Book Trade History; ‘200 years of Christian Bookselling’ – Part 3
The growth of the two largest Christian bookselling chains was not to last. Sadly, SPCK Bookshops failed in 2008, having been taken over by the USA based entity St Stephen the Great (SSG) in 2006. That acquisition was mired in controversy almost from day one and the takeover foundered due to the single issue of mismanagement. The assets of SSG today remain under the interim management of the Charity Commission.
Melanie Carroll (ex. SPCK Bookseller) confirmed;
“SPCK Bookshops reached their peak in 2000 when there were 33 shops. In 2001, SPCK Brighton closed down so it was 32 but later that year SPCK Online opened. From 2002 onwards there was a slow decline and by the beginning of 2007 only 23 plus SPCK Online remained, and it was these 23 outlets which were acquired by SSG.
The shops that have opened / re-opened (since the failure) are not all on the same site as before but were opened either by SPCK team members or by supporters/space owners of the old shops. As far as I know, these (eight shops) are; Lincoln, Leicester, Cardiff, Chichester, Norwich, Truro, Hereford and Birmingham”.
Wesley Owen failed as a result of the parent company IBS-STL running into serious financial difficulty brought about by a failed IT system installation and the effects of the worldwide recession.

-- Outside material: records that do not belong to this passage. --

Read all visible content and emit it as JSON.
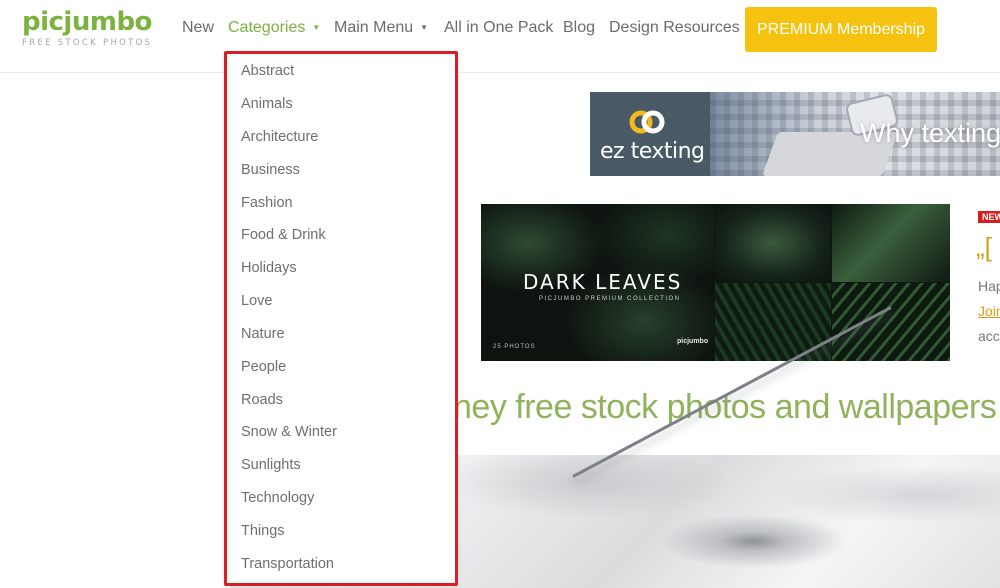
{
  "logo": {
    "name": "picjumbo",
    "tagline": "FREE STOCK PHOTOS"
  },
  "nav": {
    "items": [
      {
        "label": "New"
      },
      {
        "label": "Categories",
        "active": true,
        "has_dropdown": true
      },
      {
        "label": "Main Menu",
        "has_dropdown": true
      },
      {
        "label": "All in One Pack"
      },
      {
        "label": "Blog"
      },
      {
        "label": "Design Resources"
      }
    ],
    "premium_button": "PREMIUM Membership",
    "colors": {
      "brand_green": "#7bb240",
      "premium_yellow": "#f4c20f",
      "highlight_red": "#d81f26"
    }
  },
  "categories_menu": {
    "items": [
      "Abstract",
      "Animals",
      "Architecture",
      "Business",
      "Fashion",
      "Food & Drink",
      "Holidays",
      "Love",
      "Nature",
      "People",
      "Roads",
      "Snow & Winter",
      "Sunlights",
      "Technology",
      "Things",
      "Transportation"
    ]
  },
  "ad": {
    "brand": "ez texting",
    "headline": "Why texting"
  },
  "promo": {
    "title": "DARK LEAVES",
    "subtitle": "PICJUMBO PREMIUM COLLECTION",
    "count": "25 PHOTOS",
    "mark": "picjumbo"
  },
  "side_card": {
    "badge": "NEW",
    "quote": "„[",
    "lines": [
      "Hap",
      "Join",
      "acc"
    ]
  },
  "main": {
    "heading": "ney free stock photos and wallpapers"
  }
}
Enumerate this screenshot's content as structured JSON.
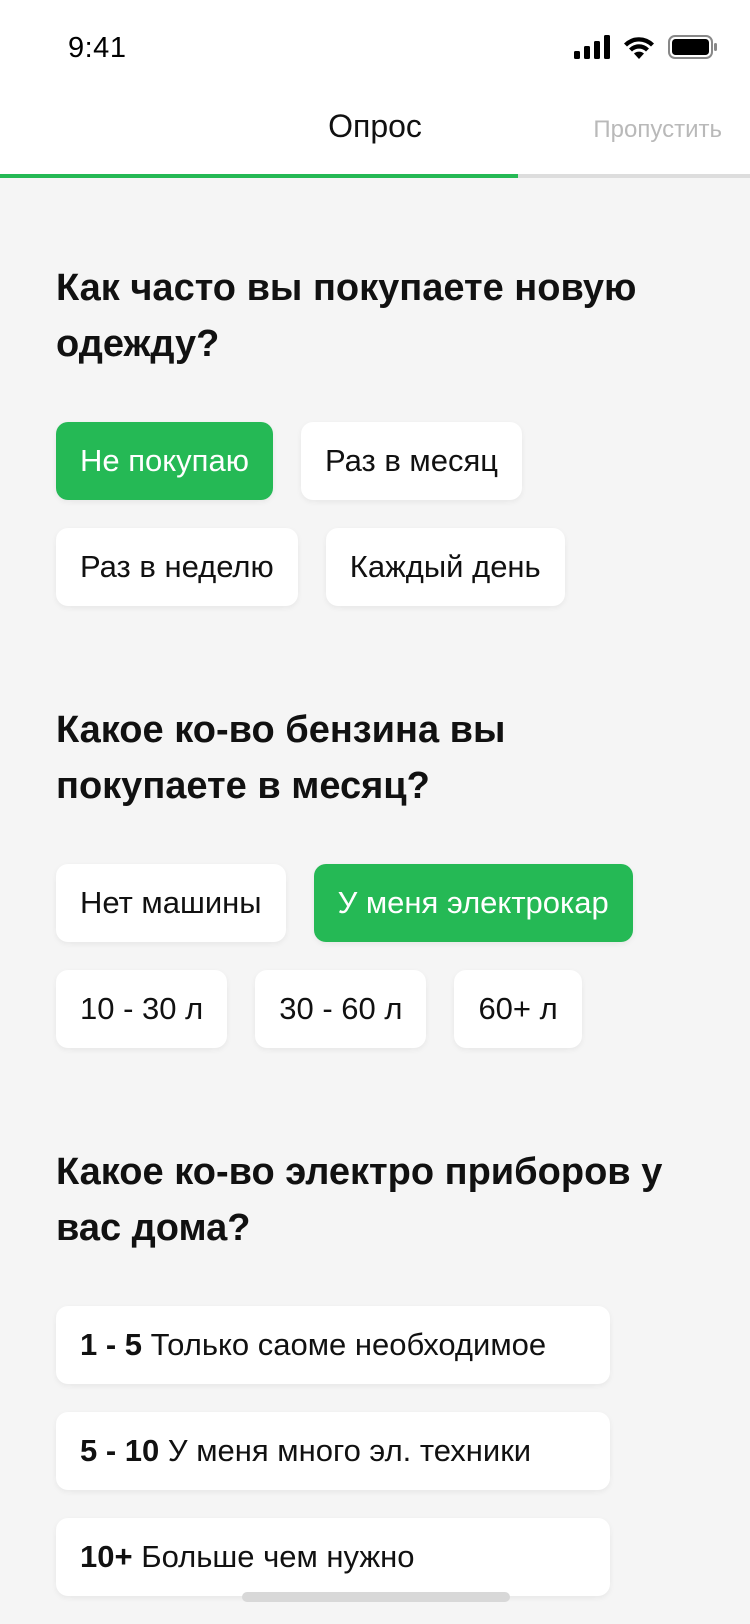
{
  "status_bar": {
    "time": "9:41",
    "icons": [
      "signal-icon",
      "wifi-icon",
      "battery-icon"
    ]
  },
  "header": {
    "title": "Опрос",
    "skip_label": "Пропустить",
    "progress": 0.69
  },
  "colors": {
    "accent": "#25b955",
    "background": "#f5f5f5",
    "skip_text": "#b9b9b9"
  },
  "questions": [
    {
      "text": "Как часто вы покупаете новую одежду?",
      "options": [
        {
          "label": "Не покупаю",
          "selected": true
        },
        {
          "label": "Раз в месяц",
          "selected": false
        },
        {
          "label": "Раз в неделю",
          "selected": false
        },
        {
          "label": "Каждый день",
          "selected": false
        }
      ]
    },
    {
      "text": "Какое ко-во бензина вы покупаете в месяц?",
      "options": [
        {
          "label": "Нет машины",
          "selected": false
        },
        {
          "label": "У меня электрокар",
          "selected": true
        },
        {
          "label": "10 - 30 л",
          "selected": false
        },
        {
          "label": "30 - 60 л",
          "selected": false
        },
        {
          "label": "60+ л",
          "selected": false
        }
      ]
    },
    {
      "text": "Какое ко-во электро приборов у вас дома?",
      "options": [
        {
          "range": "1 - 5",
          "label": "Только саоме необходимое",
          "selected": false
        },
        {
          "range": "5 - 10",
          "label": "У меня много эл. техники",
          "selected": false
        },
        {
          "range": "10+",
          "label": "Больше чем нужно",
          "selected": false
        }
      ]
    }
  ]
}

The Wesley Owen chain of 41 shops went into administration in December 2009 and was disposed of in various lots in January 2010.
The fallout on the High Street from this undoubted disaster continues.
CLC in the UK has stepped in and acquired six of the Wesley Owen shops, Koorong (a respected Australian Christian retailer, founded in 1978, with 18 stores and 60% of its home market) took over the eight largest (and most profitable) shops and Living Oasis (part of the Nationwide Christian Trust) have so far reopened 17 shops. Some shops will inevitably remain closed.
In my view, Koorong has the potential to be the ultimate winner. They have the management capability and financial capacity to truly shake up the current UK marketplace. They are most definitely the ‘ones to watch’. Koorong have a reputation of not taking any prisoners! The out-turn for Christian bookselling over the next few years is likely to be very interesting indeed as a result of the entry of Koorong into the UK.
However, although I sincerely wish CLC and Koorong well in their endeavours, I am no longer convinced of the chain model when it comes to running Christian bookshops. For a variety of reasons, so many major book chains have simply failed over the years. It would appear that, in many cases, their high central costs have acted as the drag on the business and this, in a crisis, then hinders rather than helps the business.
In a centralised operation, flexibility can be very limited, hampering the ability to react quickly to any change in market conditions. It’s one thing to read the winds of change; it’s quite another to alter course in time to bring about the required changes. Once I would have argued strongly for the efficiencies of scale and the need for the central buying of stock that the chain model provides. Now I am no longer so sure.
There is still a lot to be said for a very good independent shop operating solely at the local level. Perhaps we’ve just gone full circle? Regardless of the unique external pressures in retailing, I remain convinced of the need for good quality bookshops sited in the local community. I find myself agreeing with Nick Page in his recent blog of the need for ‘really good’ local bookshops with knowledgeable staff who in turn are passionate about selling books.
I am equally convinced that people still want a ‘shopping experience’. In turn, to survive, bookshops have no option but to provide the very best of experience; to stand out from the rest of the retail crowd and to remain totally focused on the customer.
I’ll let Melanie Carroll, an experienced bookseller from Lincoln and, in my view, one of the most original and inspirational trade bloggers, have this final word; ‘Think Local, Buy Local, Be Local – Don’t let our local businesses become a thing of the past’!
The final part will follow shortly.
This brief history of the ‘Christian book trade in the UK’ is extracted from a lecture given by the author to the Librarians’ Christian Fellowship (LCF) Annual Conference in London on Saturday 24 April 2010. For further information see www.librarianscf.org.uk.